A train of loose cabooses

But for the vegetation, you’d swear you were in the Bahamas
beaver island fly fishing
Photo: Mike Sepelak

We drift quietly to the lee side, set the anchors, and slip over the aluminum gunnels into the cool turquoise water. Crystal clear. Rocky bottom. Surface slick as glass. Smallie haunts. But being a day short of the smallmouth season opener, we wade instead to shore and dive into the dense, hardy cover that keeps this thin spit of island from blowing away in the Lake Michigan winds.

But for the vegetation, you’d swear you were in the Bahamas. Emerald-edged coastlines fall to Indigo blue depths. Water so clear you could read the mint date off a dime at six feet. But the spray isn’t salty and the sun shines until ten and it’s Oberon, not Kalik, that waits at the takeout.

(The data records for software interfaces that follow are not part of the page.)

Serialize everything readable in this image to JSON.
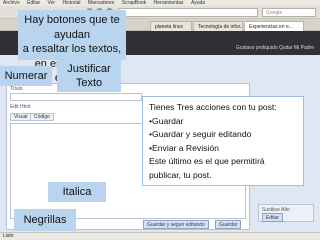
{
  "browser": {
    "menu": [
      "Archivo",
      "Editar",
      "Ver",
      "Historial",
      "Marcadores",
      "ScrapBook",
      "Herramientas",
      "Ayuda"
    ],
    "search_placeholder": "Google",
    "tabs": [
      "planeta linux",
      "Tecnología de infor...",
      "Experiencias en e..."
    ],
    "status_text": "Listo"
  },
  "blog": {
    "header_links": "Gustavo proliquido Quitar Mi Padre"
  },
  "editor": {
    "field_label": "Título",
    "edit_html_label": "Edit Html",
    "toolbar_buttons": [
      "Visual",
      "Código"
    ],
    "side_box_title": "Sustitue Alto",
    "side_box_button": "Editar",
    "save_continue_button": "Guardar y seguir editando",
    "publish_button": "Guardar"
  },
  "annotations": {
    "intro_lines": [
      "Hay botones que te ayudan",
      "a resaltar los textos,",
      "en este caso te explico"
    ],
    "numerar": "Numerar",
    "justificar": [
      "Justificar",
      "Texto"
    ],
    "actions_title": "Tienes Tres acciones con tu post:",
    "actions": [
      "•Guardar",
      "•Guardar y seguir editando",
      "•Enviar a Revisión"
    ],
    "actions_note": [
      "Este último es el que permitirá",
      "publicar, tu post."
    ],
    "italica": "Italica",
    "negrillas": "Negrillas"
  }
}
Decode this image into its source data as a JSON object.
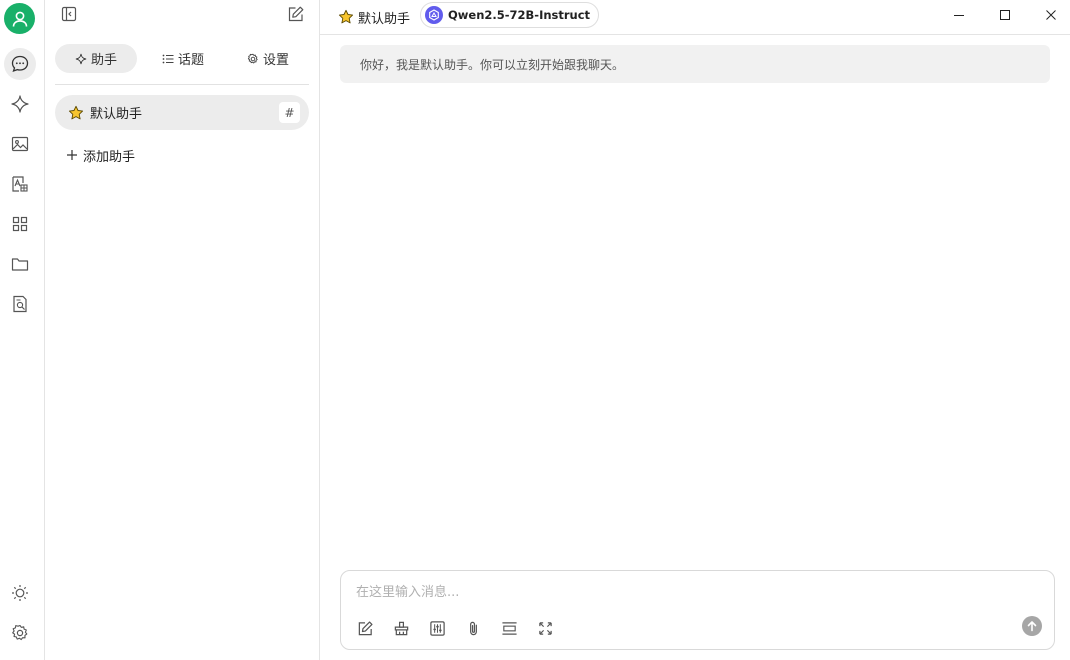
{
  "side": {
    "tabs": [
      {
        "label": "助手",
        "icon": "sparkle-icon"
      },
      {
        "label": "话题",
        "icon": "list-icon"
      },
      {
        "label": "设置",
        "icon": "gear-icon"
      }
    ],
    "assistant": {
      "label": "默认助手",
      "hash": "#"
    },
    "add_label": "添加助手"
  },
  "topbar": {
    "assistant_title": "默认助手",
    "model_name": "Qwen2.5-72B-Instruct"
  },
  "chat": {
    "greeting": "你好，我是默认助手。你可以立刻开始跟我聊天。"
  },
  "composer": {
    "placeholder": "在这里输入消息..."
  },
  "colors": {
    "brand_green": "#19b069",
    "model_logo": "#615ced",
    "active_bg": "#ececec"
  }
}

South Andros, Beaver Island. Two sides of the dime, heads and tails, both shiny and bright.

We bushwhack over the spit, trading glances between our rod tips and our feet, avoiding tangles in the scrub with the former and snakes with the latter. Steve hates Mr. No Shoulders, but we see only the occasional garter or northern so there’s no worries there, though Steve might disagree. Cam leads the way, pushing through the brush, the whisper of slick waders passing through undergrowth adds hushed compliment to the rising wind. Another Bahamian anomaly, waders. That and the snakes.

Along the windward north shore they flow, dark shadows that slide east to west along the edge, following contours that we can’t comprehend. Thermals. Geology. Perhaps the pheromones of preceding passages. Ten feet from shore, then sixty and back, in long graceful arcs, seeming random until you realize that each single, each pair, each pod of three that pass, follow the same line, as if on rails. A train of loose cabooses, they’re that big.

beaver island fly fishing
Photo: Mike Sepelak

We pick our spots, our stations, where the invisible tracks bring the carp close enough to reach in this facefull of breeze, tucking in tight to shoreline weeds to break up our profile, finding seams in the brambles through which to thread our backcasts. Following contours of our own.

But today the fish aren’t interested and ignore our invitations to derail, spurning faux crayfish and gobies and other enticements, even on the occasional proper presentation. They just ride along on their tracks as we curse them and the wind and our casting inadequacies.

But we don’t really mean it. Or maybe we do. Either way, we just wait for the next string of cabooses and then we try again.